GOAL OF THE EXERCISE.
Every line containing the string "title" is to be copied from the records.

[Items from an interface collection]
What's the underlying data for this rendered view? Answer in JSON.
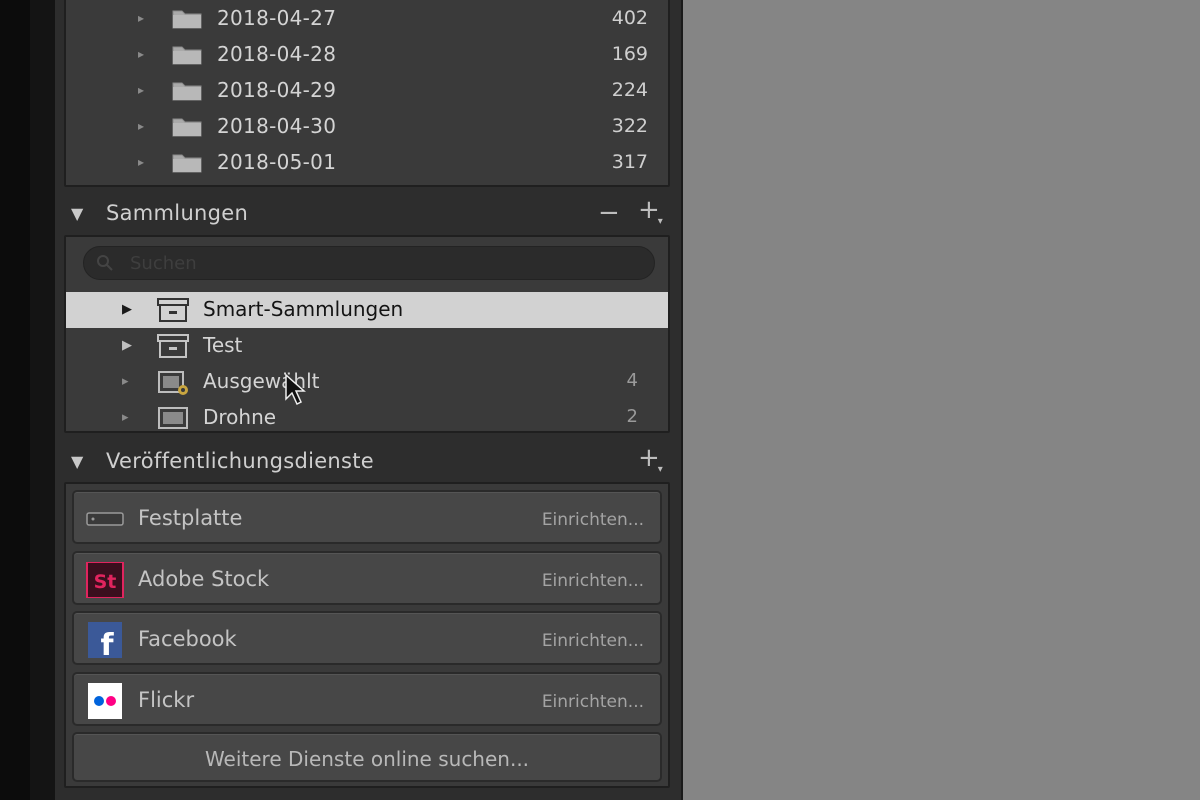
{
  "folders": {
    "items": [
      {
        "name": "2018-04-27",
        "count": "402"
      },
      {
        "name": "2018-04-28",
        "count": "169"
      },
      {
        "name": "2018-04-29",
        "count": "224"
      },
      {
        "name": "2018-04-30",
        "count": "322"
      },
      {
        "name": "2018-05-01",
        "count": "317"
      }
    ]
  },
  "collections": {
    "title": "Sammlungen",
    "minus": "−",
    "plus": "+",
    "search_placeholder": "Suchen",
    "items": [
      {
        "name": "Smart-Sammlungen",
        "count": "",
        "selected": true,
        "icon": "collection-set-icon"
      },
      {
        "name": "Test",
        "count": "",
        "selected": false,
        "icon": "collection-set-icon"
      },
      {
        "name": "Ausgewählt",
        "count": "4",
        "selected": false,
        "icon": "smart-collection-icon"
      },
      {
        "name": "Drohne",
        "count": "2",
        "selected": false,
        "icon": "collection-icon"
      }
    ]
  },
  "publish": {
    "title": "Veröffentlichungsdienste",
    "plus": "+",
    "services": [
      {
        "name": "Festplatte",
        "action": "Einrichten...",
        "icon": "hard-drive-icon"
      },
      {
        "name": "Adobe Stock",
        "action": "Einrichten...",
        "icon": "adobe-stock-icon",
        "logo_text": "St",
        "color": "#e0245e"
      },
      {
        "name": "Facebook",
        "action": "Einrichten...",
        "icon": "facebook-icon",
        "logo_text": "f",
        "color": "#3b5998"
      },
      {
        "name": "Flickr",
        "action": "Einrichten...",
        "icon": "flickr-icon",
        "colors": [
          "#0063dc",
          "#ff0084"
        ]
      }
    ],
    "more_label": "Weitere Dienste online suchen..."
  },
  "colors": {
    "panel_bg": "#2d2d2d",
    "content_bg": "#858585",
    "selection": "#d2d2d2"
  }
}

ANSWER BELOW.
    "title": "Sammlungen",
    "title": "Veröffentlichungsdienste",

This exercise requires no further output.